Graduation Speeches: A Time for True Assessment (Part 1)

by Michael Van Hecke, M.Ed.

In a flurry of headlines, one Catholic high school student made nationwide news when his school rejected the valedictorian address he submitted on grounds that it was too political. Reading it confirmed that it was, indeed, political. It was more than just political— it was “headline political”, meaning it was based on the latest political and social headlines.

While headlines are real and provide opportunities to think about topics, they should not be the prevailing element of formation for our young people’s intellectual and moral formation. And yet, we see or hear in the plethora of graduation addresses each Spring a litany of the latest headlines or simply vapid emotionalism. The content of Catholic and public school addresses seem eerily similar, despite the infinite gulf in their missions.

Student graduation speeches seem to me to be something that parents looking for a school should pay great attention to. In our assessment-obsessed educational world, it seems our principals, superintendents and bishops might also turn greater attention to these speeches. After all, are not closing addresses by the school’s top students a chief example of assessing a school’s success at accomplishing its mission? Such a speech is the culmination of four years of intellectual, cultural and moral formation. Here are some questions to consider for your schools:

What intellectual giants are they quoting, if any?

What culture are they lifting up or passing on? Is it the political tide or timeless ideas?

Are our student leaders exhibiting moral leadership and joy?

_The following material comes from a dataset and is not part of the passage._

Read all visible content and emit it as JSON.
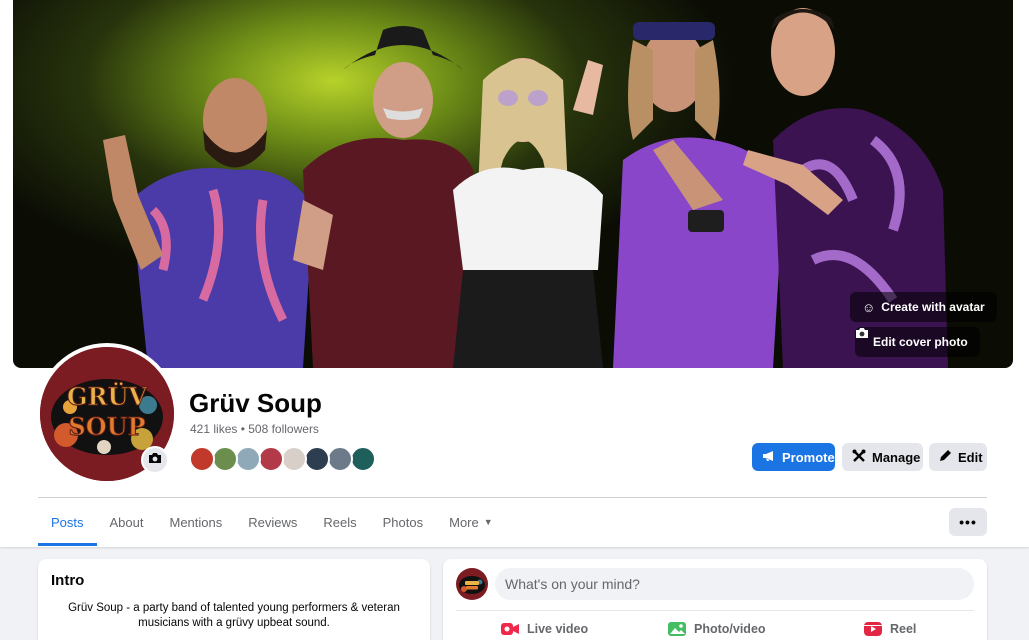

If our best and brightest are summing up four years of formation, which is what a school does, with ideas such as, “continue being yourself, continue being a leader, continue being a kind and a good person, continue changing lives, laughing, expressing your beliefs, dancing, singing and creating” [1] or, again, a litany of the news headlines from the last six months, we have failed our children. Granted, the sentiments above are fine, in and of themselves. Being able to discuss current events is a fine thing, too. However, when the greater context of these speeches does not clearly place such things in the context of a broad cultural and religious heritage that provided the society we enjoy today, it speaks to the lack of formation in that heritage.

Imagine, instead, an 18-year-old standing… Read more>>